:: What this task involves ::
Copy, from the data below, every line that has "your" in it.

:: Records shown ::
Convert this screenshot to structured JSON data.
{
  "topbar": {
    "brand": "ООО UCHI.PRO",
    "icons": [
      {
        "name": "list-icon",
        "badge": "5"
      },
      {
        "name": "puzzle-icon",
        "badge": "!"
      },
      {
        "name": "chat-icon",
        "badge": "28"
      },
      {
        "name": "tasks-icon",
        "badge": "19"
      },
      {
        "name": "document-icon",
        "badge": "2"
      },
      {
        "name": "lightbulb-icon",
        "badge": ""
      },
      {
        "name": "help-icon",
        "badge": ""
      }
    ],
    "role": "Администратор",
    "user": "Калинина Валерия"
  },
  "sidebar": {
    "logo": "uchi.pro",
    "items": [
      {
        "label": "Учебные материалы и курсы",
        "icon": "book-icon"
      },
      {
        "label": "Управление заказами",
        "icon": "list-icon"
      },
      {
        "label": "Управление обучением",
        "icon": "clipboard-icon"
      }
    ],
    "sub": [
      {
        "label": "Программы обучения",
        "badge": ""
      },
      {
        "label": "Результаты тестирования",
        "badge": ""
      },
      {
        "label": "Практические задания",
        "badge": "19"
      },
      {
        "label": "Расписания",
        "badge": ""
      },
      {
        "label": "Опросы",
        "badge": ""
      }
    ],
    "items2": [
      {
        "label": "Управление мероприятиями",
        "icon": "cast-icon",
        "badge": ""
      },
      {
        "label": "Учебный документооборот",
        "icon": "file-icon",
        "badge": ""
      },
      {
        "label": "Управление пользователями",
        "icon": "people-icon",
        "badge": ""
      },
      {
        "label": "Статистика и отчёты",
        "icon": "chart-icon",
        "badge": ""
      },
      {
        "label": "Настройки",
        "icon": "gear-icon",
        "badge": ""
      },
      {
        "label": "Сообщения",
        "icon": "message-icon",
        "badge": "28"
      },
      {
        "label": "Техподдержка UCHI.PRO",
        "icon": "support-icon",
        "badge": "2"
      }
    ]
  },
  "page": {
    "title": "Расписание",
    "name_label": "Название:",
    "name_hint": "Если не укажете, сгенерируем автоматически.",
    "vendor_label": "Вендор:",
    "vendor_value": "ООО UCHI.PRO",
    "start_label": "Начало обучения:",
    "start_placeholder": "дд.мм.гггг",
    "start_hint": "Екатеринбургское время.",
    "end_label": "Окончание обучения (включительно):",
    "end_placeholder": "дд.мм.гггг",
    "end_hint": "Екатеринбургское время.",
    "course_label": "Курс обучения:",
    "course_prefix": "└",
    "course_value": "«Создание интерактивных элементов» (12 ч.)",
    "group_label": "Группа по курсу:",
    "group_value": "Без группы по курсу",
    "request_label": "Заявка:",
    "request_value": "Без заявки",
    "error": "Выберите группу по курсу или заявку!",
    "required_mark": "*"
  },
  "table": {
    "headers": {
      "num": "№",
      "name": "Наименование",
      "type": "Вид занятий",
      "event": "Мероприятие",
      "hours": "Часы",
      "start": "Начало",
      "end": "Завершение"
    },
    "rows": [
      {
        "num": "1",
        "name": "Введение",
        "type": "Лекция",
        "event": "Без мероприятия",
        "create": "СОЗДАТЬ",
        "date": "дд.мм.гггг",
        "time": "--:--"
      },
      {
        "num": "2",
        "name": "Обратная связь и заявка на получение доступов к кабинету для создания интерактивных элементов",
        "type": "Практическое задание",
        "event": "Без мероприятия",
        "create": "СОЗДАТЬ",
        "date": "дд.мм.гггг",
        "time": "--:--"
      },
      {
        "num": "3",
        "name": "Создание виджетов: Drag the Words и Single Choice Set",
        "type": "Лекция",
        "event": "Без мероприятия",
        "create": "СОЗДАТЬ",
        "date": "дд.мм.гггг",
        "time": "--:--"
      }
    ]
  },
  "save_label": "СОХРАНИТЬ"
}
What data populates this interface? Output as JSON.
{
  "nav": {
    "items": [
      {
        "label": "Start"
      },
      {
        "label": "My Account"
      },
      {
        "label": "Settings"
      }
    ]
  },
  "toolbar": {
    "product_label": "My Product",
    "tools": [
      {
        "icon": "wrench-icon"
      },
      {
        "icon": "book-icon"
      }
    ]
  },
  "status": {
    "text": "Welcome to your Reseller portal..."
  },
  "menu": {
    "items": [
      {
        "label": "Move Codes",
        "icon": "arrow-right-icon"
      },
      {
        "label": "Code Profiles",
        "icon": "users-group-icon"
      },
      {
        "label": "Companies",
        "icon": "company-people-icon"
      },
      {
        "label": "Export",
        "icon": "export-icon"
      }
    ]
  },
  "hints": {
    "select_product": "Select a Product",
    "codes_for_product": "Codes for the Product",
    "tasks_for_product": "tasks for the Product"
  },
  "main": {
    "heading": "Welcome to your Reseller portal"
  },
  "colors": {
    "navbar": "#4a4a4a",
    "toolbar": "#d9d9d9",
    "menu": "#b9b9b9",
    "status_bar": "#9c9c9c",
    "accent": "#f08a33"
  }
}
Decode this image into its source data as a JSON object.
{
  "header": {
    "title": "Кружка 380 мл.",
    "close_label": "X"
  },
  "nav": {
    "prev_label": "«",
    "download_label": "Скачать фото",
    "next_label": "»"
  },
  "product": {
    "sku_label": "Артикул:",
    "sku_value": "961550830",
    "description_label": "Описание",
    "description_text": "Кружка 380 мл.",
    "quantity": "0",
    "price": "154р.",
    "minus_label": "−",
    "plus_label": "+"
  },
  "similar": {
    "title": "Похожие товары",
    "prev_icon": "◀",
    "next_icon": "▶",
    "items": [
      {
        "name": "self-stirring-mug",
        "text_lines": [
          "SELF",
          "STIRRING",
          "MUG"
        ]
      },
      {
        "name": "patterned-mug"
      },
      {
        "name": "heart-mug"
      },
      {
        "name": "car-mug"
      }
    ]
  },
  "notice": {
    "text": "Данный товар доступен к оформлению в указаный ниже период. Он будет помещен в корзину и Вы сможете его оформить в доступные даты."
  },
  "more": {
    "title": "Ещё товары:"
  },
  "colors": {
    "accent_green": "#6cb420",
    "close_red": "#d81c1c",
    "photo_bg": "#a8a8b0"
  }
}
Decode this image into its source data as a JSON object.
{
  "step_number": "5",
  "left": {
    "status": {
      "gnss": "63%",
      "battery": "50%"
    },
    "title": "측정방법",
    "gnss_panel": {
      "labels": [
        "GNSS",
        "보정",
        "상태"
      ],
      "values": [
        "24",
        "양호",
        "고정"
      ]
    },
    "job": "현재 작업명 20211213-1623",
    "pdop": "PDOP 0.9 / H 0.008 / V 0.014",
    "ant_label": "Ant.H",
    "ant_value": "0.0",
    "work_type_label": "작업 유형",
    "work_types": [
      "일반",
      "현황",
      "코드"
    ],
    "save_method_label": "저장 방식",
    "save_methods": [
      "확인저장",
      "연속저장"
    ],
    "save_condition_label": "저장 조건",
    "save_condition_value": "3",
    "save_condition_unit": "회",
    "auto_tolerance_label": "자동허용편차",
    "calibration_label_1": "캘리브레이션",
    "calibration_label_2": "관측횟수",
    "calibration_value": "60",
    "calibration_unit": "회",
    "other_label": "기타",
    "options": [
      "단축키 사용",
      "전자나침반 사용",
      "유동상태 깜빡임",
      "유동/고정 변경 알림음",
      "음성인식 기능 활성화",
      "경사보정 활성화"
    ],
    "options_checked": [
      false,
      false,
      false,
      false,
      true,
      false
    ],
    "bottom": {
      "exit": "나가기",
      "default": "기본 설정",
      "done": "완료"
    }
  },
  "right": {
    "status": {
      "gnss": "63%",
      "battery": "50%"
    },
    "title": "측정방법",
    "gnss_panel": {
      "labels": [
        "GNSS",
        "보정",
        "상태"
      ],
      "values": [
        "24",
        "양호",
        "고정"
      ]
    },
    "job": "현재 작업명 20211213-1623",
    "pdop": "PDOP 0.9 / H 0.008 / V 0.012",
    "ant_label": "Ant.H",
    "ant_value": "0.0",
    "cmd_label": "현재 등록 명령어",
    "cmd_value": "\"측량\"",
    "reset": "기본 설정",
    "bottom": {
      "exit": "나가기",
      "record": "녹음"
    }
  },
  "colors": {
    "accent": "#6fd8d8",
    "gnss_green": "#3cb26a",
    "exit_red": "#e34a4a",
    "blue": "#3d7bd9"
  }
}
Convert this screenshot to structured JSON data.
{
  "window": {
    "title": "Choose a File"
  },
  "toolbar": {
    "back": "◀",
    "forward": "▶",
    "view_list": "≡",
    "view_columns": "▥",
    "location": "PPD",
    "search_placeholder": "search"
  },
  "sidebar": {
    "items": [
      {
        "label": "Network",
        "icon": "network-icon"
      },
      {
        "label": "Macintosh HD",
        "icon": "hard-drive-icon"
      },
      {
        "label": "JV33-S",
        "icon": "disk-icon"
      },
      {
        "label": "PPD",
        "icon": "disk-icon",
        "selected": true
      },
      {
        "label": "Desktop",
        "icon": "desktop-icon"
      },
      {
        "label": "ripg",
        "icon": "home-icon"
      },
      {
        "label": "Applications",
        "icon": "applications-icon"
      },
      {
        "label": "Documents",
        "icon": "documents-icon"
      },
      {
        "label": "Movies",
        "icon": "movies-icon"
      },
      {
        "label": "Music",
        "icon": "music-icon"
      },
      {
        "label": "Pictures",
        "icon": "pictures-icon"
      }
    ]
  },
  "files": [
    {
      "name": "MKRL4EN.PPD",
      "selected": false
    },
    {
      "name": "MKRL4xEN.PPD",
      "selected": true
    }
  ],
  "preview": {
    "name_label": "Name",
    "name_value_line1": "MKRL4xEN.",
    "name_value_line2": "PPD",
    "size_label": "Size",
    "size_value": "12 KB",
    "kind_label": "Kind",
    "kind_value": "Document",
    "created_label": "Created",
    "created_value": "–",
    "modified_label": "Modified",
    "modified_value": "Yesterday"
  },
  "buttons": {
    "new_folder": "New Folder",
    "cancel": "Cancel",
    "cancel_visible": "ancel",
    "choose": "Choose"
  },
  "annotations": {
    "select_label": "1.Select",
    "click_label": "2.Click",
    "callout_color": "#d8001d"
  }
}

:: Solution to the problem ::
    "text": "Welcome to your Reseller portal..."
    "heading": "Welcome to your Reseller portal"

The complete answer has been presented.